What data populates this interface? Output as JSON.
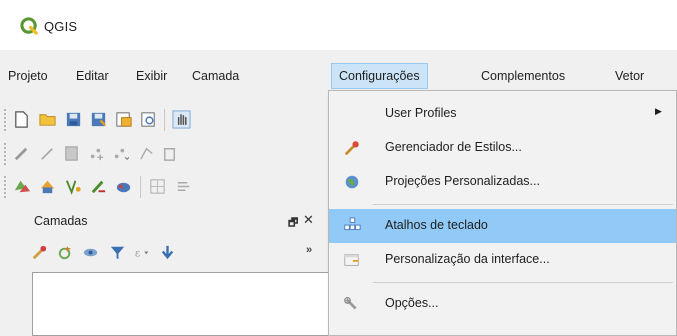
{
  "app": {
    "title": "QGIS",
    "logo_icon": "qgis-logo-icon",
    "brand_color": "#589632"
  },
  "menubar": {
    "items": [
      {
        "label": "Projeto"
      },
      {
        "label": "Editar"
      },
      {
        "label": "Exibir"
      },
      {
        "label": "Camada"
      },
      {
        "label": "Configurações",
        "active": true
      },
      {
        "label": "Complementos"
      },
      {
        "label": "Vetor"
      }
    ]
  },
  "toolbars": {
    "row1_icons": [
      "new-project-icon",
      "open-folder-icon",
      "save-icon",
      "save-as-icon",
      "layout-icon",
      "layout-manager-icon",
      "pan-hand-icon"
    ],
    "row2_icons": [
      "digitize-pencil-icon",
      "edit-line-icon",
      "save-edits-icon",
      "add-feature-icon",
      "move-feature-icon",
      "node-tool-icon",
      "delete-icon"
    ],
    "row3_icons": [
      "data-source-manager-icon",
      "add-layer-icon",
      "vector-layer-icon",
      "raster-layer-icon",
      "virtual-layer-icon",
      "mesh-layer-icon",
      "attribute-icon"
    ]
  },
  "layers_panel": {
    "title": "Camadas",
    "float_icon": "float-panel-icon",
    "close_icon": "close-icon",
    "toolbar_icons": [
      "style-brush-icon",
      "add-group-icon",
      "visibility-eye-icon",
      "filter-icon",
      "filter-expression-icon",
      "expand-all-icon"
    ],
    "more_label": "»"
  },
  "settings_menu": {
    "items": [
      {
        "label": "User Profiles",
        "icon": "none",
        "submenu": true
      },
      {
        "label": "Gerenciador de Estilos...",
        "icon": "style-manager-brush-icon"
      },
      {
        "label": "Projeções Personalizadas...",
        "icon": "globe-projection-icon"
      },
      {
        "label": "Atalhos de teclado",
        "icon": "keyboard-shortcuts-icon",
        "highlighted": true
      },
      {
        "label": "Personalização da interface...",
        "icon": "interface-customization-icon"
      },
      {
        "label": "Opções...",
        "icon": "options-wrench-icon"
      }
    ],
    "highlight_color": "#91c9f7"
  }
}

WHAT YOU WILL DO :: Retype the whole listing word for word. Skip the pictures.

OUTPUT ::
What data populates this interface? Output as JSON.
{
  "app": {
    "title": "QGIS",
    "logo_icon": "qgis-logo-icon",
    "brand_color": "#589632"
  },
  "menubar": {
    "items": [
      {
        "label": "Projeto"
      },
      {
        "label": "Editar"
      },
      {
        "label": "Exibir"
      },
      {
        "label": "Camada"
      },
      {
        "label": "Configurações",
        "active": true
      },
      {
        "label": "Complementos"
      },
      {
        "label": "Vetor"
      }
    ]
  },
  "toolbars": {
    "row1_icons": [
      "new-project-icon",
      "open-folder-icon",
      "save-icon",
      "save-as-icon",
      "layout-icon",
      "layout-manager-icon",
      "pan-hand-icon"
    ],
    "row2_icons": [
      "digitize-pencil-icon",
      "edit-line-icon",
      "save-edits-icon",
      "add-feature-icon",
      "move-feature-icon",
      "node-tool-icon",
      "delete-icon"
    ],
    "row3_icons": [
      "data-source-manager-icon",
      "add-layer-icon",
      "vector-layer-icon",
      "raster-layer-icon",
      "virtual-layer-icon",
      "mesh-layer-icon",
      "attribute-icon"
    ]
  },
  "layers_panel": {
    "title": "Camadas",
    "float_icon": "float-panel-icon",
    "close_icon": "close-icon",
    "toolbar_icons": [
      "style-brush-icon",
      "add-group-icon",
      "visibility-eye-icon",
      "filter-icon",
      "filter-expression-icon",
      "expand-all-icon"
    ],
    "more_label": "»"
  },
  "settings_menu": {
    "items": [
      {
        "label": "User Profiles",
        "icon": "none",
        "submenu": true
      },
      {
        "label": "Gerenciador de Estilos...",
        "icon": "style-manager-brush-icon"
      },
      {
        "label": "Projeções Personalizadas...",
        "icon": "globe-projection-icon"
      },
      {
        "label": "Atalhos de teclado",
        "icon": "keyboard-shortcuts-icon",
        "highlighted": true
      },
      {
        "label": "Personalização da interface...",
        "icon": "interface-customization-icon"
      },
      {
        "label": "Opções...",
        "icon": "options-wrench-icon"
      }
    ],
    "highlight_color": "#91c9f7"
  }
}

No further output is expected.